Page and application data records
====================
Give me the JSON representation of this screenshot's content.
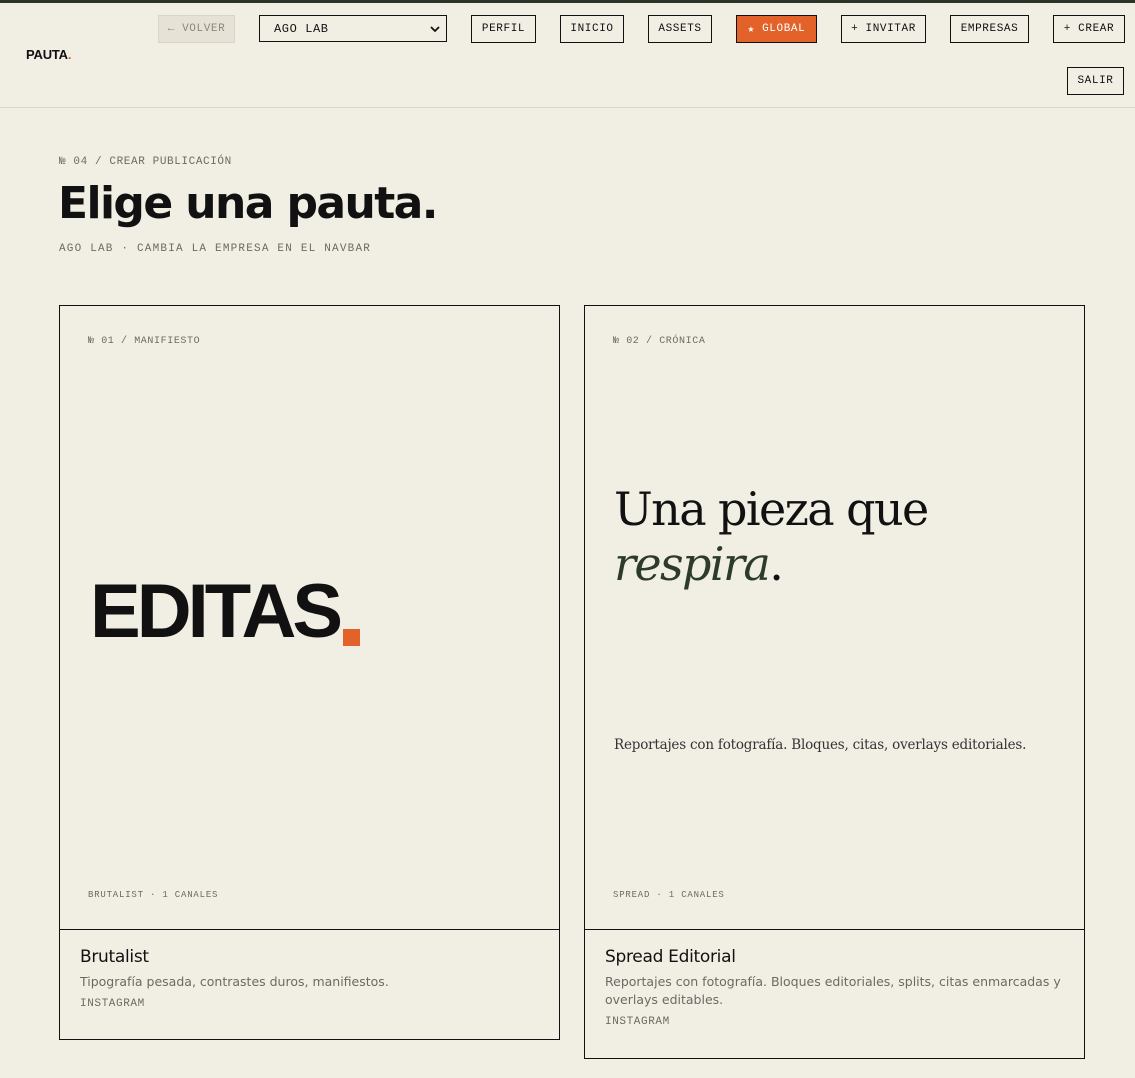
{
  "brand": {
    "name": "PAUTA",
    "dot": "."
  },
  "nav": {
    "back_arrow": "←",
    "back_label": "VOLVER",
    "company_selected": "AGO LAB",
    "perfil": "PERFIL",
    "inicio": "INICIO",
    "assets": "ASSETS",
    "global_star": "★",
    "global_label": "GLOBAL",
    "invitar": "+ INVITAR",
    "empresas": "EMPRESAS",
    "crear": "+ CREAR",
    "salir": "SALIR"
  },
  "header": {
    "crumb": "№ 04 / CREAR PUBLICACIÓN",
    "title": "Elige una pauta.",
    "subtitle": "AGO LAB · CAMBIA LA EMPRESA EN EL NAVBAR"
  },
  "templates": [
    {
      "number": "№ 01 / MANIFIESTO",
      "preview_word": "EDITAS",
      "footer": "BRUTALIST · 1 CANALES",
      "name": "Brutalist",
      "description": "Tipografía pesada, contrastes duros, manifiestos.",
      "channel": "INSTAGRAM"
    },
    {
      "number": "№ 02 / CRÓNICA",
      "headline_line1": "Una pieza que",
      "headline_italic": "respira",
      "headline_period": ".",
      "preview_description": "Reportajes con fotografía. Bloques, citas, overlays editoriales.",
      "footer": "SPREAD · 1 CANALES",
      "name": "Spread Editorial",
      "description": "Reportajes con fotografía. Bloques editoriales, splits, citas enmarcadas y overlays editables.",
      "channel": "INSTAGRAM"
    }
  ],
  "colors": {
    "background": "#f1eee4",
    "accent": "#e2622a",
    "ink": "#111111",
    "muted": "#6c6a63",
    "italic_green": "#2d3b2a"
  }
}
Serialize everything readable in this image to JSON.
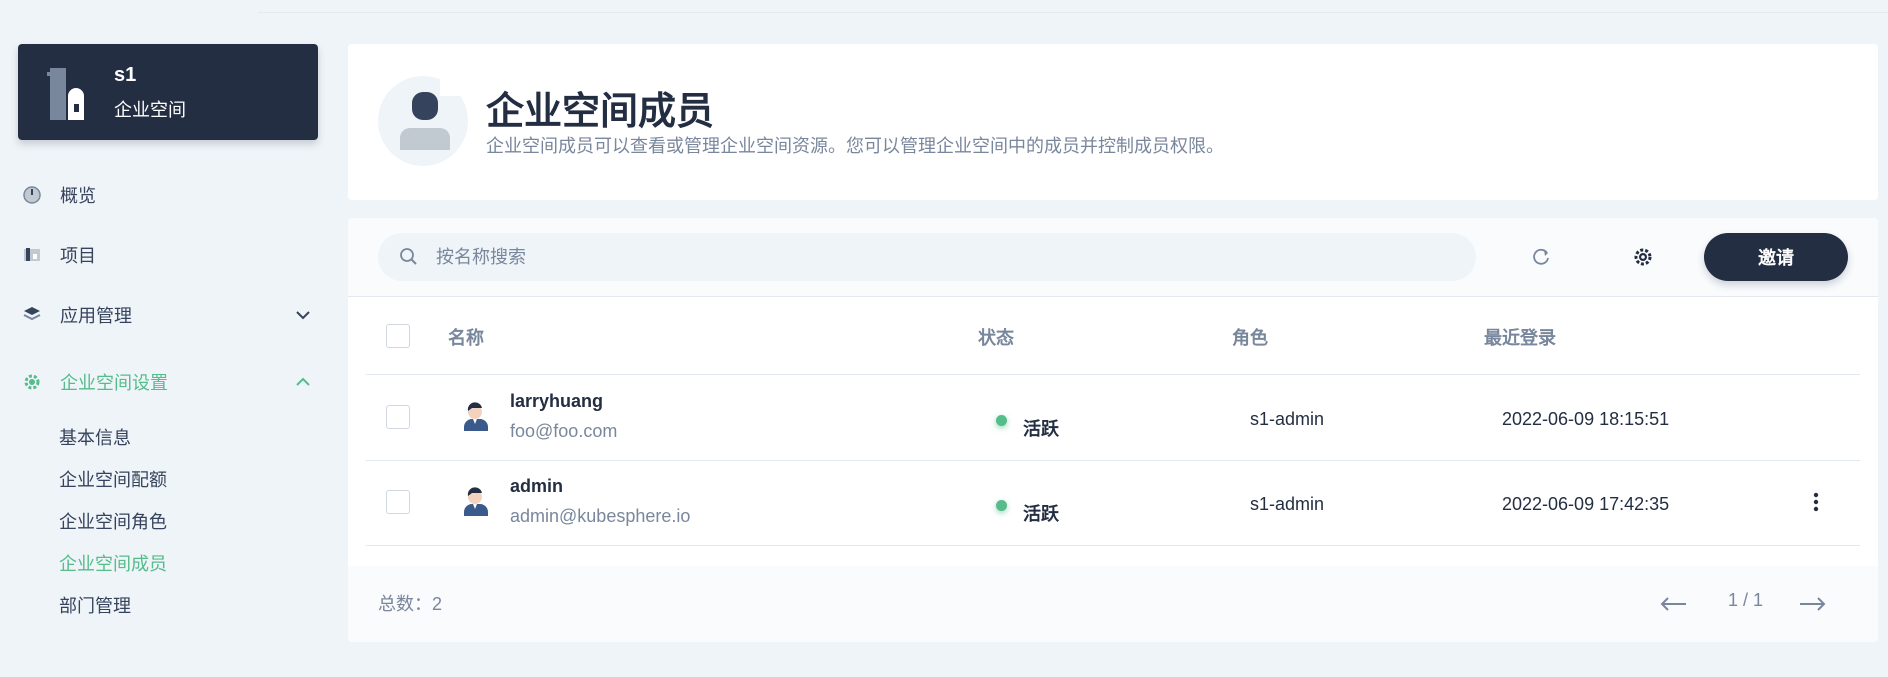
{
  "workspace": {
    "name": "s1",
    "type": "企业空间"
  },
  "sidebar": {
    "items": [
      {
        "label": "概览",
        "icon": "dashboard-icon"
      },
      {
        "label": "项目",
        "icon": "project-icon"
      },
      {
        "label": "应用管理",
        "icon": "appstore-icon",
        "expanded": false
      },
      {
        "label": "企业空间设置",
        "icon": "gear-icon",
        "expanded": true
      }
    ],
    "subitems": [
      {
        "label": "基本信息"
      },
      {
        "label": "企业空间配额"
      },
      {
        "label": "企业空间角色"
      },
      {
        "label": "企业空间成员",
        "active": true
      },
      {
        "label": "部门管理"
      }
    ]
  },
  "header": {
    "title": "企业空间成员",
    "description": "企业空间成员可以查看或管理企业空间资源。您可以管理企业空间中的成员并控制成员权限。"
  },
  "toolbar": {
    "search_placeholder": "按名称搜索",
    "invite_label": "邀请"
  },
  "table": {
    "columns": [
      "名称",
      "状态",
      "角色",
      "最近登录"
    ],
    "rows": [
      {
        "name": "larryhuang",
        "email": "foo@foo.com",
        "status": "活跃",
        "role": "s1-admin",
        "last_login": "2022-06-09 18:15:51"
      },
      {
        "name": "admin",
        "email": "admin@kubesphere.io",
        "status": "活跃",
        "role": "s1-admin",
        "last_login": "2022-06-09 17:42:35"
      }
    ]
  },
  "footer": {
    "total": "总数：2",
    "page": "1 / 1"
  },
  "colors": {
    "accent": "#55bc8a",
    "dark": "#242e42",
    "muted": "#79879c",
    "background": "#eff4f9"
  }
}
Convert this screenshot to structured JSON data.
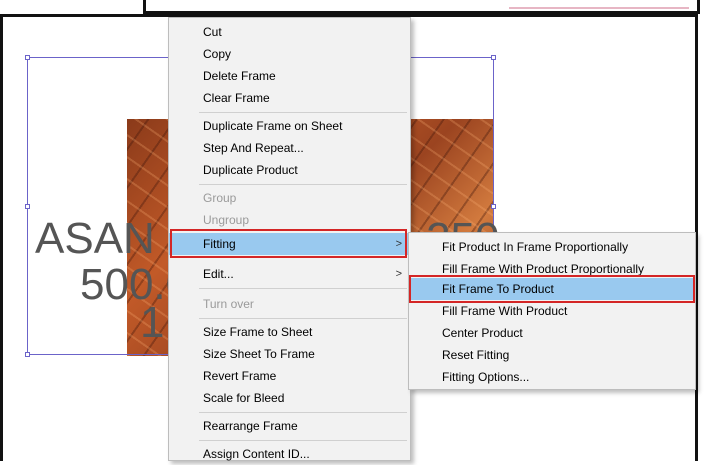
{
  "canvas": {
    "text_line1_left": "ASAN",
    "text_line1_right": "250",
    "text_line2": "500.0",
    "text_line3": "1"
  },
  "context_menu": {
    "items": [
      {
        "label": "Cut",
        "enabled": true
      },
      {
        "label": "Copy",
        "enabled": true
      },
      {
        "label": "Delete Frame",
        "enabled": true
      },
      {
        "label": "Clear Frame",
        "enabled": true
      },
      {
        "label": "Duplicate Frame on Sheet",
        "enabled": true
      },
      {
        "label": "Step And Repeat...",
        "enabled": true
      },
      {
        "label": "Duplicate Product",
        "enabled": true
      },
      {
        "label": "Group",
        "enabled": false
      },
      {
        "label": "Ungroup",
        "enabled": false
      },
      {
        "label": "Fitting",
        "enabled": true,
        "submenu": true,
        "highlighted": true
      },
      {
        "label": "Edit...",
        "enabled": true,
        "submenu": true
      },
      {
        "label": "Turn over",
        "enabled": false
      },
      {
        "label": "Size Frame to Sheet",
        "enabled": true
      },
      {
        "label": "Size Sheet To Frame",
        "enabled": true
      },
      {
        "label": "Revert Frame",
        "enabled": true
      },
      {
        "label": "Scale for Bleed",
        "enabled": true
      },
      {
        "label": "Rearrange Frame",
        "enabled": true
      },
      {
        "label": "Assign Content ID...",
        "enabled": true
      }
    ],
    "submenu_arrow": ">"
  },
  "fitting_submenu": {
    "items": [
      {
        "label": "Fit Product In Frame Proportionally"
      },
      {
        "label": "Fill Frame With Product Proportionally"
      },
      {
        "label": "Fit Frame To Product",
        "highlighted": true
      },
      {
        "label": "Fill Frame With Product"
      },
      {
        "label": "Center Product"
      },
      {
        "label": "Reset Fitting"
      },
      {
        "label": "Fitting Options..."
      }
    ]
  },
  "colors": {
    "highlight": "#99c9ef",
    "callout_red": "#d42626",
    "selection": "#6b63c9"
  }
}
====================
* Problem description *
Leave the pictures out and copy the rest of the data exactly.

* Written answer *
Give me the JSON representation of this screenshot's content.
{
  "brand": {
    "name": "PAUTA",
    "dot": "."
  },
  "nav": {
    "back_arrow": "←",
    "back_label": "VOLVER",
    "company_selected": "AGO LAB",
    "perfil": "PERFIL",
    "inicio": "INICIO",
    "assets": "ASSETS",
    "global_star": "★",
    "global_label": "GLOBAL",
    "invitar": "+ INVITAR",
    "empresas": "EMPRESAS",
    "crear": "+ CREAR",
    "salir": "SALIR"
  },
  "header": {
    "crumb": "№ 04 / CREAR PUBLICACIÓN",
    "title": "Elige una pauta.",
    "subtitle": "AGO LAB · CAMBIA LA EMPRESA EN EL NAVBAR"
  },
  "templates": [
    {
      "number": "№ 01 / MANIFIESTO",
      "preview_word": "EDITAS",
      "footer": "BRUTALIST · 1 CANALES",
      "name": "Brutalist",
      "description": "Tipografía pesada, contrastes duros, manifiestos.",
      "channel": "INSTAGRAM"
    },
    {
      "number": "№ 02 / CRÓNICA",
      "headline_line1": "Una pieza que",
      "headline_italic": "respira",
      "headline_period": ".",
      "preview_description": "Reportajes con fotografía. Bloques, citas, overlays editoriales.",
      "footer": "SPREAD · 1 CANALES",
      "name": "Spread Editorial",
      "description": "Reportajes con fotografía. Bloques editoriales, splits, citas enmarcadas y overlays editables.",
      "channel": "INSTAGRAM"
    }
  ],
  "colors": {
    "background": "#f1eee4",
    "accent": "#e2622a",
    "ink": "#111111",
    "muted": "#6c6a63",
    "italic_green": "#2d3b2a"
  }
}
Serialize everything readable in this image to JSON.
{
  "workspace": {
    "name": "s1",
    "type": "企业空间"
  },
  "sidebar": {
    "items": [
      {
        "label": "概览",
        "icon": "dashboard-icon"
      },
      {
        "label": "项目",
        "icon": "project-icon"
      },
      {
        "label": "应用管理",
        "icon": "appstore-icon",
        "expanded": false
      },
      {
        "label": "企业空间设置",
        "icon": "gear-icon",
        "expanded": true
      }
    ],
    "subitems": [
      {
        "label": "基本信息"
      },
      {
        "label": "企业空间配额"
      },
      {
        "label": "企业空间角色"
      },
      {
        "label": "企业空间成员",
        "active": true
      },
      {
        "label": "部门管理"
      }
    ]
  },
  "header": {
    "title": "企业空间成员",
    "description": "企业空间成员可以查看或管理企业空间资源。您可以管理企业空间中的成员并控制成员权限。"
  },
  "toolbar": {
    "search_placeholder": "按名称搜索",
    "invite_label": "邀请"
  },
  "table": {
    "columns": [
      "名称",
      "状态",
      "角色",
      "最近登录"
    ],
    "rows": [
      {
        "name": "larryhuang",
        "email": "foo@foo.com",
        "status": "活跃",
        "role": "s1-admin",
        "last_login": "2022-06-09 18:15:51"
      },
      {
        "name": "admin",
        "email": "admin@kubesphere.io",
        "status": "活跃",
        "role": "s1-admin",
        "last_login": "2022-06-09 17:42:35"
      }
    ]
  },
  "footer": {
    "total": "总数：2",
    "page": "1 / 1"
  },
  "colors": {
    "accent": "#55bc8a",
    "dark": "#242e42",
    "muted": "#79879c",
    "background": "#eff4f9"
  }
}
Convert this screenshot to structured JSON data.
{
  "canvas": {
    "text_line1_left": "ASAN",
    "text_line1_right": "250",
    "text_line2": "500.0",
    "text_line3": "1"
  },
  "context_menu": {
    "items": [
      {
        "label": "Cut",
        "enabled": true
      },
      {
        "label": "Copy",
        "enabled": true
      },
      {
        "label": "Delete Frame",
        "enabled": true
      },
      {
        "label": "Clear Frame",
        "enabled": true
      },
      {
        "label": "Duplicate Frame on Sheet",
        "enabled": true
      },
      {
        "label": "Step And Repeat...",
        "enabled": true
      },
      {
        "label": "Duplicate Product",
        "enabled": true
      },
      {
        "label": "Group",
        "enabled": false
      },
      {
        "label": "Ungroup",
        "enabled": false
      },
      {
        "label": "Fitting",
        "enabled": true,
        "submenu": true,
        "highlighted": true
      },
      {
        "label": "Edit...",
        "enabled": true,
        "submenu": true
      },
      {
        "label": "Turn over",
        "enabled": false
      },
      {
        "label": "Size Frame to Sheet",
        "enabled": true
      },
      {
        "label": "Size Sheet To Frame",
        "enabled": true
      },
      {
        "label": "Revert Frame",
        "enabled": true
      },
      {
        "label": "Scale for Bleed",
        "enabled": true
      },
      {
        "label": "Rearrange Frame",
        "enabled": true
      },
      {
        "label": "Assign Content ID...",
        "enabled": true
      }
    ],
    "submenu_arrow": ">"
  },
  "fitting_submenu": {
    "items": [
      {
        "label": "Fit Product In Frame Proportionally"
      },
      {
        "label": "Fill Frame With Product Proportionally"
      },
      {
        "label": "Fit Frame To Product",
        "highlighted": true
      },
      {
        "label": "Fill Frame With Product"
      },
      {
        "label": "Center Product"
      },
      {
        "label": "Reset Fitting"
      },
      {
        "label": "Fitting Options..."
      }
    ]
  },
  "colors": {
    "highlight": "#99c9ef",
    "callout_red": "#d42626",
    "selection": "#6b63c9"
  }
}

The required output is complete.